A Few Minor Nits

Anderson writes "GT.M (the language formally known as MUMPS)".  Actually, the formal name of the language (commonly used in health care applications, just as SQL is commonly used in business applications) is M (ISO/IEC 11756:1999), but it is informally known as MUMPS (as in Massachusetts General Hospital Utilty Multi-Programming System).  GT.M is a FOSS implementation of a transaction processing database engine with an implementation of M.  It is easy to use the database from C, as well as Python, Perl and PHP.  There are API compatible clients for other databases (go to M/Gateway to see some).  Indeed, the Universal NoSQL white paper by George James and Rob Tweed discusses how the GT.M engine can store all four common NoSQL use cases.

To access current GT.M documentation, go to the GT.M home page and click on the User Documentation tab.  The link in Anderson's post is to old documentation on Source Forge - which remains there so as to not break old web pages that may point to it.

GT.M has functionality for creating LMS (Logical Multi Site) application configurations as described in the user documentation, with a 20,000 kilometer distance limit between instances.

When Anderson says, "I used 3 threads, as that seemed to be the sweet spot", he misses one aspect of the benchmarking problem.  In order to simulate a database under load (dealing with concurrency has costs), it requires at least two processes per core.  I suspect that going from 3 threads to 4 threads (since his computer has a dual core CPU) would not affect his results too much.  I did not tune my results for the number of cores by the way - my results include runs with 8 worker processes on a dual core CPU.  Someday, I'd like to see if I can come up with an apples to apples way to compare database engines under heavy load - how a system performs as it is pushed to the breaking point tells us more about its robustness than how it runs with resources to spare.


  1. GT.M can also be accessed via Javascript (using Node.js) - see


  2. I have a few comments.

    First: I do not know what you mean by "recoverable". If the transactions are not durable, then you cannot recover them.
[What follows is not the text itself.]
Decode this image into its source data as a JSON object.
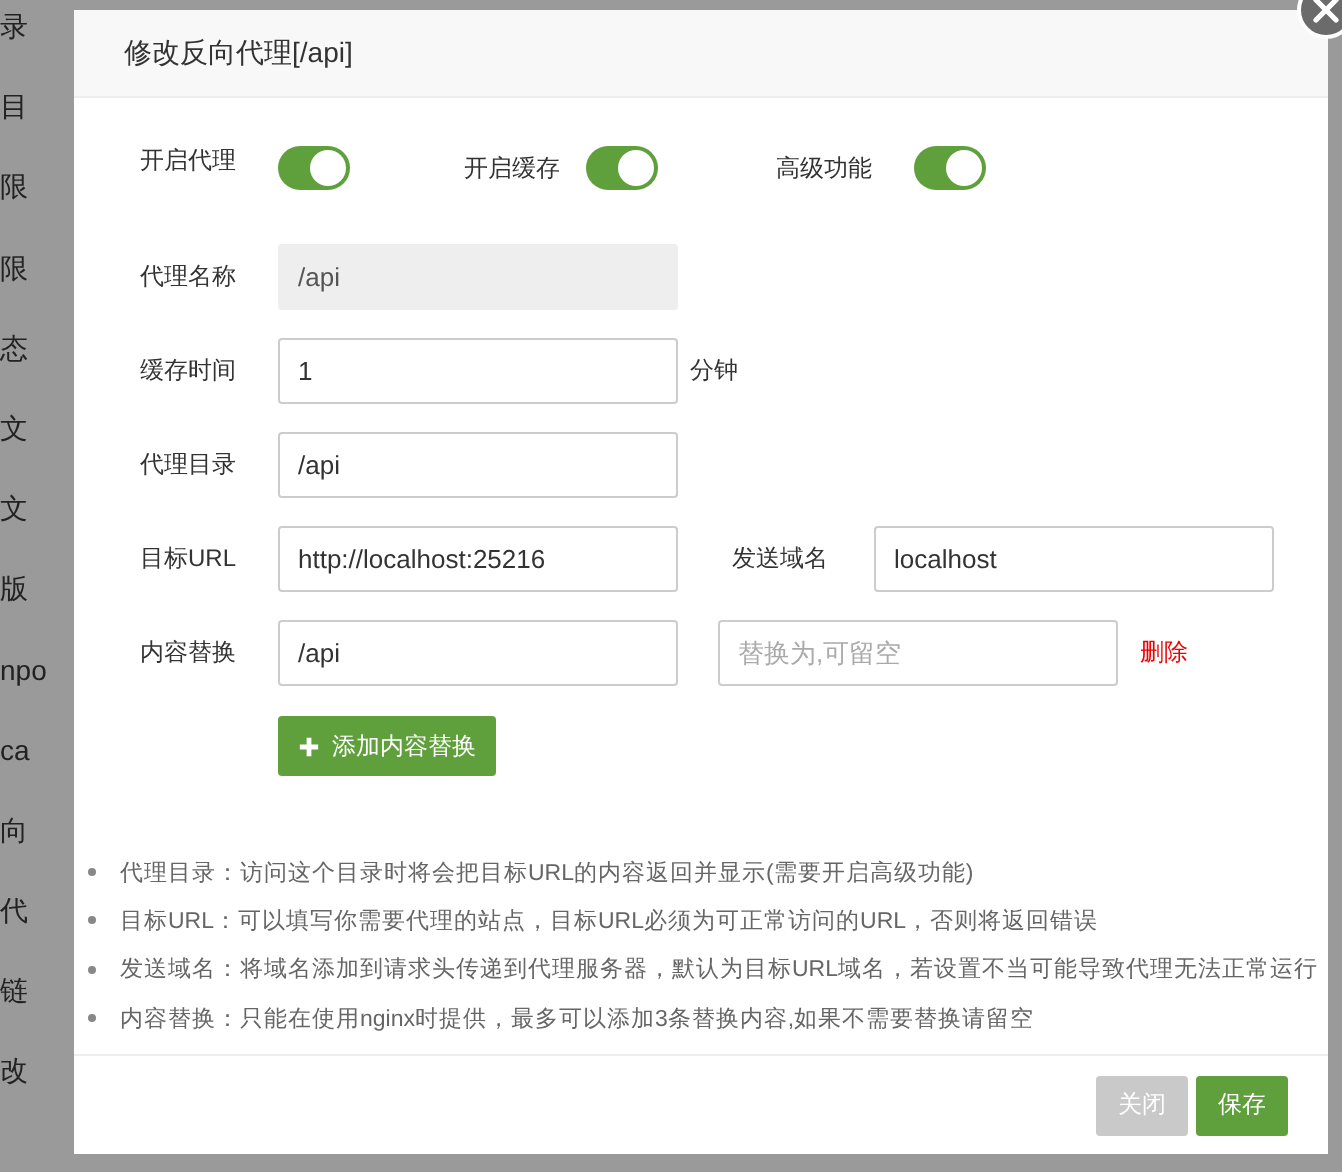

Recoverable in the database literature means that you can recover the state as it was after all transactions that committeed, in the face of any "stop" including total system crash. The log file must be persisted when a (write) transaction commits. Omitting this can speed things up a lot; real durability isn't cheap if you have to actually write the log to rotating magnetic storage. (Less so if you can use FLASH, or you disk has a battery-backed-up RAM buffer, or you're copying the data to main memory in two servers with independent failure modes, or something like that.)

    Is this really a database benchmark? You use the word "NoSQL" in the name. But since this is just a computation that ends promptly, getting the job done does not need durability anyway. It just runs to completion. That is, unless you want the application to complete even if a server crashes; but then measuring the execution time would not make sense. I don't even see why there's any need for a log at all.

    Second: This benchmark appears to be operating on key/value pairs that are very small, containing small character strings (naming integers) rather than, say, images. Don Anderson says that the record sizes are typically 20-40 bytes. Some of the "NoSQL" systems are clearly designed for much larger K/V pairs. I am pretty sure that Riak (with BitCask) is like this, as well as Google's BigTable and the clones thereof (HBase in Hadoop, and Cassandra).

    Third: Many of the NoSQL systems are specifically designed to use replication, to the point where using them without replication is simply not done, and therefore not optimized for. This might make a difference.

    Fourth: About tuning, this is a problem that always arises in benchmark comparisons. I have been involved in many such comparisons in my career, especially the "OO7" benchmake for object-oriented database systems. "Apples to apples" gets to be very hard to define fairly. This isn't your fault; it's an inherent problem in comparative benchmarks.

    It's a good idea to have well-specified benchmarks, and this is a good start!

    -- Dan Weinreb

  3. I responded to Dan Weinreb's comments with another post ( because it was too long for a reply.

    -- Bhaskar